Some 629 migrants, including 11 children and seven pregnant women, have been drifting in the central Mediterranean aboard the Aquarius rescue ship since Sunday, when both Italy and Malta shut their ports to the vessel.
Spain unexpectedly offered on Monday to take in the migrants, who were picked up off Libya’s coast over the weekend, but the Aquarius had still not moved more than 16 hours later, as Italian authorities work out the logistics of the trip.
Doctors Without Borders, which is operating the Aquarius alongside SOS Mediterranne, said Italy wanted to shift at least some of the migrants onto other vessels and then head together in a convoy towards the Spanish port of Valencia.
“This plan would mean already exhausted rescued people would endure 4 more days travel at sea,” Doctors Without Borders (MSF) said on Twitter. “MSF calls for people’s safety to come before politics.”
It added: “The better option would be to disembark the rescued people in the nearest port after which they can be transferred to Spain or other safe countries for further care and legal processing.”
But Italy’s new anti-establishment government, looking to put pressure on the European Union to re-write its immigration rules, showed no signs of relenting despite warnings of an approaching storm bringing waves of over 2 metres (6.5 ft).
“This morning we will send ships and boats to take them to Spain,” Transport Minister Danilo Toninelli told Radio Capital, adding that Italy had already sent fresh provisions to the Aquarius ahead of the voyage which could take three days.
MORE MIGRANTS AHEAD
Even as Italy worked to dispatch the charity ship, an Italian coast guard vessel with 937 migrants aboard was heading north from the Libyan coast and was expected to dock in Sicily on Wednesday.
“No one should dare brand Italy or its government as inhumane or xenophobic,” said Toninelli.
However, charities questioned why the coast guard boat was being allowed to dock in Italy, while migrants on the Aquarius, who had been at sea for longer, were not.
“Why do 629 people on Aquarius still have to suffer? NGOs do nothing differently to the coast guard,” the charity Sea Watch wrote on Twitter. “All a political stunt … at the expense of people in distress?”
Italy has taken in more than 640,000 mainly African migrants over the past five years.

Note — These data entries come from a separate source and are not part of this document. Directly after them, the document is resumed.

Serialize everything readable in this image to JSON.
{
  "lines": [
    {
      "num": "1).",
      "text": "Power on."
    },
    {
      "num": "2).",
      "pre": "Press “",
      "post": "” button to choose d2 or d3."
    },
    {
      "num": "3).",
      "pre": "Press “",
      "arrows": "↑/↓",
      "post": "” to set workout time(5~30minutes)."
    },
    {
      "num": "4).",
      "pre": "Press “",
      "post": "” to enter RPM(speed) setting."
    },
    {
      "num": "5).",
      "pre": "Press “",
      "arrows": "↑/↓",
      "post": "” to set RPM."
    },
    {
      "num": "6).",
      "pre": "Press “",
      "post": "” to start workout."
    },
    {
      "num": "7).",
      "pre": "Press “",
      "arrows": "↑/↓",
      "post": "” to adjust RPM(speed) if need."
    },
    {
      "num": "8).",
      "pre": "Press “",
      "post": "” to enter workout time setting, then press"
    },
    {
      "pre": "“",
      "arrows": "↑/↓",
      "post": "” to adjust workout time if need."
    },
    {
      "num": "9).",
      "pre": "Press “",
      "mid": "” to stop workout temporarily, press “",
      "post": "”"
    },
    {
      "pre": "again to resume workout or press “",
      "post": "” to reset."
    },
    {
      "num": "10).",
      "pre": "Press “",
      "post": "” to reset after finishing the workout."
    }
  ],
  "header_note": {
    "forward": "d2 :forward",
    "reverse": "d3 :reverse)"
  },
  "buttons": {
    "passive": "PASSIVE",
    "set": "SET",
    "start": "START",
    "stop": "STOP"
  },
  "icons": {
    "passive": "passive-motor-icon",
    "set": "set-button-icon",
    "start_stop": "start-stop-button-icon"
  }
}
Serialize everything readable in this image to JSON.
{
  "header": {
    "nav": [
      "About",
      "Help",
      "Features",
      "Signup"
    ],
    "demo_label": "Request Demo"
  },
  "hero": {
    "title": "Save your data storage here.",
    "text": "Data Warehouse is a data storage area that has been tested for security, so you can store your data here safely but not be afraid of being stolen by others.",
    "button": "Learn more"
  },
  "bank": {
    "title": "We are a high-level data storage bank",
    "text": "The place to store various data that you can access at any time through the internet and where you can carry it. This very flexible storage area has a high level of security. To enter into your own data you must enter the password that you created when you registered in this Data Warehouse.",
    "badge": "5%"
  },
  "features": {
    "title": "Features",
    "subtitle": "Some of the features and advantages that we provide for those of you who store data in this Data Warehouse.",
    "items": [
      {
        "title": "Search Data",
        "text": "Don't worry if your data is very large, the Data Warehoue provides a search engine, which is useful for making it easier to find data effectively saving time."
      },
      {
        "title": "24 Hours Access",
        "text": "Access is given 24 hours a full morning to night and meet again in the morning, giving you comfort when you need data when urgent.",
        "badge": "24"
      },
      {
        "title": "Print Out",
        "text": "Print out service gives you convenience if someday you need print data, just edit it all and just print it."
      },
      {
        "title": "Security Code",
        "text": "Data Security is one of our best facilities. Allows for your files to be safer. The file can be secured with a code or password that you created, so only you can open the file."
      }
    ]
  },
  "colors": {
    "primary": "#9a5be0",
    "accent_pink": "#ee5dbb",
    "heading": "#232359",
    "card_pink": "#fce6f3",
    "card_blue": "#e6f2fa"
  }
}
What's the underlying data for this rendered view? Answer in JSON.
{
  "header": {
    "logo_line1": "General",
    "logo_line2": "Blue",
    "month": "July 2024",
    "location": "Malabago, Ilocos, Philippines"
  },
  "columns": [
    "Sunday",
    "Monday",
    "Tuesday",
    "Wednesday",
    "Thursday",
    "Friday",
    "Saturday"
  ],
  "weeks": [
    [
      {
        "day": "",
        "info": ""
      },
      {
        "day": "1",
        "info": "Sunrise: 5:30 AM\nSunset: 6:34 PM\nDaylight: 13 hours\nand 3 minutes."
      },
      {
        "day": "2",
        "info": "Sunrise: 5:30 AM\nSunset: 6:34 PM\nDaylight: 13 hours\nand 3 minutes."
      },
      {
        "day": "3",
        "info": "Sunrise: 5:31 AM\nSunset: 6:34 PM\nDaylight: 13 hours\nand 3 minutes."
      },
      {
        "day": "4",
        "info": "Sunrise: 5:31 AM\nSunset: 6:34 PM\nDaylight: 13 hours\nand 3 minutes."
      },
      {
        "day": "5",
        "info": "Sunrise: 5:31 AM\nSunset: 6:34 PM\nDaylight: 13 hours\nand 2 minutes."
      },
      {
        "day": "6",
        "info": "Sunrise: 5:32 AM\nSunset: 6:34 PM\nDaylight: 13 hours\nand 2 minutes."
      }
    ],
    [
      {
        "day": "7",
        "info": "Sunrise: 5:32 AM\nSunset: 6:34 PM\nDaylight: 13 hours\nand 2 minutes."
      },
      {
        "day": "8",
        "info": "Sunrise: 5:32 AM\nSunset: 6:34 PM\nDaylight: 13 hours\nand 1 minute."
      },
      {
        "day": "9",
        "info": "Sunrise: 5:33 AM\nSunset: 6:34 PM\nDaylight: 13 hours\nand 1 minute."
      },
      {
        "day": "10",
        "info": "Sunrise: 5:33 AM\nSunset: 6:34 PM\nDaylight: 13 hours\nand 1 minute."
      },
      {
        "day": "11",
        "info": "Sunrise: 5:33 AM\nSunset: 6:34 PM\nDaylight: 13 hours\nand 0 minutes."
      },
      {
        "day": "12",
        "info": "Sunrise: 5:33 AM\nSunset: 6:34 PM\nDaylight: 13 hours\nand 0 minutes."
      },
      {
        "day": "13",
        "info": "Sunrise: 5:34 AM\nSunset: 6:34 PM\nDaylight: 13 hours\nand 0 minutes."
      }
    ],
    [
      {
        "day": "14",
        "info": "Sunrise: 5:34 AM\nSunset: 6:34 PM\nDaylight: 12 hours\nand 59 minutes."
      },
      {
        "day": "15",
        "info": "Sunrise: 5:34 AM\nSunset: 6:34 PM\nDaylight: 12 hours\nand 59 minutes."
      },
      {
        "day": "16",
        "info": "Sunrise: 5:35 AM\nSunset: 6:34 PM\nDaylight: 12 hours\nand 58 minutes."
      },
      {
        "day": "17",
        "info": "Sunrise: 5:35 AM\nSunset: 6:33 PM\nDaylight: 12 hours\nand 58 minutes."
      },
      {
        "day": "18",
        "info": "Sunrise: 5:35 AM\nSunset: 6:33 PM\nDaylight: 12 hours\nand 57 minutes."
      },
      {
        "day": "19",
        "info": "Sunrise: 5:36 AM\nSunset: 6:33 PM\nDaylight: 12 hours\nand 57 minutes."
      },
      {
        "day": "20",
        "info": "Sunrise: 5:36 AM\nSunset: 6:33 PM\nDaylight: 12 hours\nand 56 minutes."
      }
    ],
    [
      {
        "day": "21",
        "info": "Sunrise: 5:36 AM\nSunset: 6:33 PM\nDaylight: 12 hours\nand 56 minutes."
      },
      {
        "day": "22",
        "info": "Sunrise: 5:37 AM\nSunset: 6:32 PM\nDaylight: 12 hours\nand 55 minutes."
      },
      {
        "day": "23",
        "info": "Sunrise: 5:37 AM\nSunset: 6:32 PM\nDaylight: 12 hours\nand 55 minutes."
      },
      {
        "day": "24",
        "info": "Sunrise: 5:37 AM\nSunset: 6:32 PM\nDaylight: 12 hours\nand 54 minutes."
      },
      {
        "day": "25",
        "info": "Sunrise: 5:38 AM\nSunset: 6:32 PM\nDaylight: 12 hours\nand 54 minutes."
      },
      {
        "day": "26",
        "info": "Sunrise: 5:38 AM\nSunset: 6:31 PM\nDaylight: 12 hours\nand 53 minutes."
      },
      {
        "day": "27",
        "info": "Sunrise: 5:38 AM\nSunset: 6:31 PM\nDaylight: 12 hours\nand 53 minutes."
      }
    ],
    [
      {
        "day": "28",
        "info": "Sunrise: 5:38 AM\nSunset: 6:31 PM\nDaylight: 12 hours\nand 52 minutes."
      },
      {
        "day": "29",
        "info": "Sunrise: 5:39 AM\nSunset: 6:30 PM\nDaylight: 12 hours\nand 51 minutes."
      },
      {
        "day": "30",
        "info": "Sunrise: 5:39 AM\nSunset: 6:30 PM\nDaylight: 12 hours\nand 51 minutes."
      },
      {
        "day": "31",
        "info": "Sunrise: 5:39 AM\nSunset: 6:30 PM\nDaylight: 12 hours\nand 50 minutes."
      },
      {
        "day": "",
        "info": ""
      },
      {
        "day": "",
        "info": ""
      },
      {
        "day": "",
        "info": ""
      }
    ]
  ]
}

Efforts by Rome to persuade other EU states to accept some of the newcomers and share the cost of their care has largely fallen on deaf ears, heightening both anti-European and anti-migrant sentiment in the Italy.
The far-right League scored its best-ever result in March national elections and has formed a coalition government with the anti-system 5-Star Movement.
League leader Matteo Salvini was sworn in as interior minister earlier this month and has vowed to clamp down on illegal immigration and change EU rules.
“To politely raise one’s voice pays off,” Salvini said on Monday. “It’s something Italy hasn’t done for many years.”